■ What is expected:
Without altering a word, return the records below, but exclude the pictures.
____________
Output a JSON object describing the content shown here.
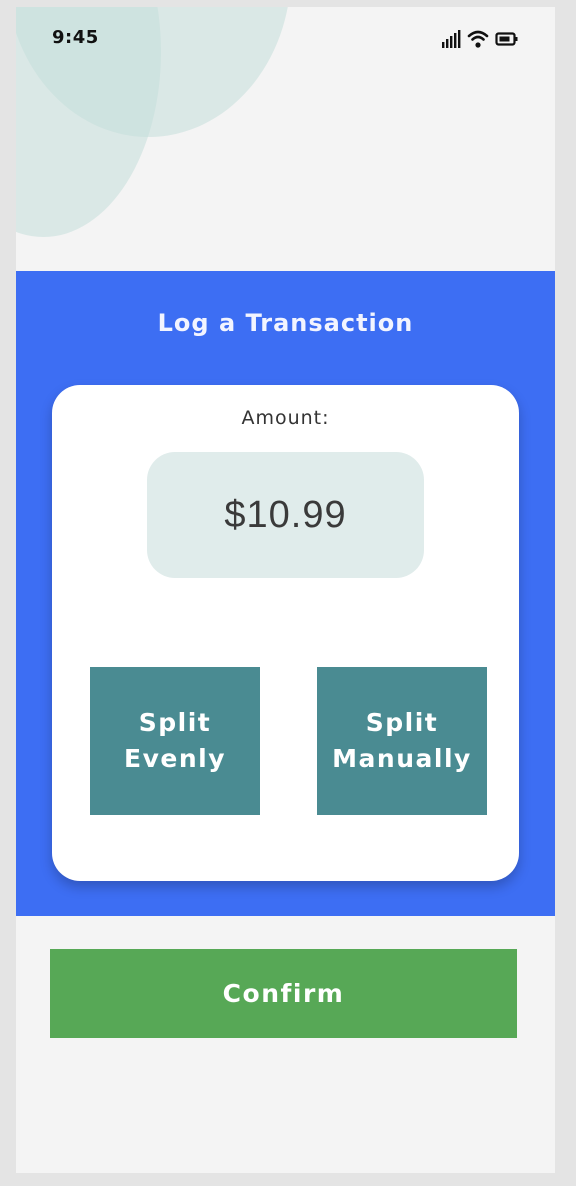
{
  "status_bar": {
    "time": "9:45",
    "icons": [
      "cellular-signal-icon",
      "wifi-icon",
      "battery-icon"
    ]
  },
  "screen": {
    "title": "Log a Transaction",
    "amount_label": "Amount:",
    "amount_value": "$10.99",
    "split_evenly_label": "Split\nEvenly",
    "split_manually_label": "Split\nManually",
    "confirm_label": "Confirm"
  },
  "colors": {
    "background": "#f4f4f4",
    "panel": "#3d6ef3",
    "card": "#ffffff",
    "amount_box": "#e0eceb",
    "split_button": "#4a8b92",
    "confirm_button": "#57a856"
  }
}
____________
■ Exercise solution:
Output a JSON object describing the content shown here.
{
  "status_bar": {
    "time": "9:45",
    "icons": [
      "cellular-signal-icon",
      "wifi-icon",
      "battery-icon"
    ]
  },
  "screen": {
    "title": "Log a Transaction",
    "amount_label": "Amount:",
    "amount_value": "$10.99",
    "split_evenly_label": "Split\nEvenly",
    "split_manually_label": "Split\nManually",
    "confirm_label": "Confirm"
  },
  "colors": {
    "background": "#f4f4f4",
    "panel": "#3d6ef3",
    "card": "#ffffff",
    "amount_box": "#e0eceb",
    "split_button": "#4a8b92",
    "confirm_button": "#57a856"
  }
}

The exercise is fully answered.